(Given information)
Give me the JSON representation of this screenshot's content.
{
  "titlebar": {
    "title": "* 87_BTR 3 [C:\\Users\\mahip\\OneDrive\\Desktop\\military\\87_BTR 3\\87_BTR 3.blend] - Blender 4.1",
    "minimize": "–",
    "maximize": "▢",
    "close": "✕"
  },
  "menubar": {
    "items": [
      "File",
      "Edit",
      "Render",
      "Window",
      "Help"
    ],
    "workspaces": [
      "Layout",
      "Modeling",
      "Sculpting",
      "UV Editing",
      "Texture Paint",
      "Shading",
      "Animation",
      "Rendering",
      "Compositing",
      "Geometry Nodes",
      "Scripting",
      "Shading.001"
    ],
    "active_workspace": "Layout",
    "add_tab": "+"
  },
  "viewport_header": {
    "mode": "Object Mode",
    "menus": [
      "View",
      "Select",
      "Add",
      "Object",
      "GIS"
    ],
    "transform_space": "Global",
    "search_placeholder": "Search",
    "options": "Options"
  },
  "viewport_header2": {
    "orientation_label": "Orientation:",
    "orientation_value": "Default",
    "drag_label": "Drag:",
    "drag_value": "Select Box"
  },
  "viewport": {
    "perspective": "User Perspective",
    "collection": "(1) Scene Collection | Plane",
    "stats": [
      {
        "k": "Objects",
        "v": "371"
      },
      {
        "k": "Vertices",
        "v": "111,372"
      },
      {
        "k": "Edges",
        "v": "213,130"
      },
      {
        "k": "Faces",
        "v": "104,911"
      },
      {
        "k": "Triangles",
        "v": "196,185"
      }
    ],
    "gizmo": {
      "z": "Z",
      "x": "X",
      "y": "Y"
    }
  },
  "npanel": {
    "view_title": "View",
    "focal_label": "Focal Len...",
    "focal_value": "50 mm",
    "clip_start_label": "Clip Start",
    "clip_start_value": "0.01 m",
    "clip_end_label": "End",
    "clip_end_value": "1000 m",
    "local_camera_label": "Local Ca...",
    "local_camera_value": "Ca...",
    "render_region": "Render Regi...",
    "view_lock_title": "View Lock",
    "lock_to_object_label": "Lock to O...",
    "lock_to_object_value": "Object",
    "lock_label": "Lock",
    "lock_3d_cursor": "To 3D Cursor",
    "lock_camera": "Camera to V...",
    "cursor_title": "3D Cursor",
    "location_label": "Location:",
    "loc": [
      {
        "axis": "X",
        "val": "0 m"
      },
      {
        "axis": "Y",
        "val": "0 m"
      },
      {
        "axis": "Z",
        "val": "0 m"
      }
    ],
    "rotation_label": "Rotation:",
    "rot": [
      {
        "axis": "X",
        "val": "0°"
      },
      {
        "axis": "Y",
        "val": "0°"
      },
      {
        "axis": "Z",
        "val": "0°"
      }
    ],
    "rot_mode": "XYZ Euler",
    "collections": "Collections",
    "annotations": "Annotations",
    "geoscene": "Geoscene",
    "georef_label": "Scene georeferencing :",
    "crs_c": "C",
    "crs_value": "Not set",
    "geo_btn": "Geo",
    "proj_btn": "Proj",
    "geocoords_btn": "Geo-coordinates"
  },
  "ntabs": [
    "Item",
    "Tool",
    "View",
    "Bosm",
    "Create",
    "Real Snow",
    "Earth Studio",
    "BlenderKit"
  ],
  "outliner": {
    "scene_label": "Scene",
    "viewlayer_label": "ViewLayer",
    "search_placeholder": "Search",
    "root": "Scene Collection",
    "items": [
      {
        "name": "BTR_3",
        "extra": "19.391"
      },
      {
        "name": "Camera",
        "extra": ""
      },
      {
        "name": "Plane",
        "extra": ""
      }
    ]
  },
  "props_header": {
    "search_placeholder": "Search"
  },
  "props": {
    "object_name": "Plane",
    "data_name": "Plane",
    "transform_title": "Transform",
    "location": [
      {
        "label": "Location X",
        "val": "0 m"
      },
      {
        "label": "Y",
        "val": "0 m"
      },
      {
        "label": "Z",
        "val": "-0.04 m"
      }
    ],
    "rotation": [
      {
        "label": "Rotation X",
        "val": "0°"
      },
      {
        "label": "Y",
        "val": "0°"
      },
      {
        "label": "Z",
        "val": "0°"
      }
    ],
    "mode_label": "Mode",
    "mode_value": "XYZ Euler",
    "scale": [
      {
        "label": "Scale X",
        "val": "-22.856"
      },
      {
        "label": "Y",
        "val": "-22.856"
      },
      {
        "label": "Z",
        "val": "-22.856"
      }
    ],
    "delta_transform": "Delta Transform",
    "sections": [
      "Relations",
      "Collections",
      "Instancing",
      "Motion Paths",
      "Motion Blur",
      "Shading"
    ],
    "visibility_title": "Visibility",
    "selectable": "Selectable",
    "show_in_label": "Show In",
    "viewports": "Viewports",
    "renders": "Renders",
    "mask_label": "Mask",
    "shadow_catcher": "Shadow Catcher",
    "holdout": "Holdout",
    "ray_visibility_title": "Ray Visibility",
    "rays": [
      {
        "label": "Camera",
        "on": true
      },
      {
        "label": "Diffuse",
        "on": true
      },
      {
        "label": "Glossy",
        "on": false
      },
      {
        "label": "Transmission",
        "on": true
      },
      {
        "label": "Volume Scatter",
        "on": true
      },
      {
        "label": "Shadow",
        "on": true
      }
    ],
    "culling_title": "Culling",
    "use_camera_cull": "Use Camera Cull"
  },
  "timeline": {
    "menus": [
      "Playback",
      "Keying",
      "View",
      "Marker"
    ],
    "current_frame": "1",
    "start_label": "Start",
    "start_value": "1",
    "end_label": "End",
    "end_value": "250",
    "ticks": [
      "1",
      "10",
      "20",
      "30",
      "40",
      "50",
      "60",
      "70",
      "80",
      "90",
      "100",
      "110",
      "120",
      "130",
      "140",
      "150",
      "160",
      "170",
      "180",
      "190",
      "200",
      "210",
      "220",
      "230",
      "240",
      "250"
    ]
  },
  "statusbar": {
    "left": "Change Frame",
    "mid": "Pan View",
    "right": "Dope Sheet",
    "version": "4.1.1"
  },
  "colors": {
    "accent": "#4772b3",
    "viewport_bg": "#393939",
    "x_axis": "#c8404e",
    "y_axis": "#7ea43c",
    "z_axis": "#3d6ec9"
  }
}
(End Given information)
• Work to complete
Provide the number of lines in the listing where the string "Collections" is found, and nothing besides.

• Output below
2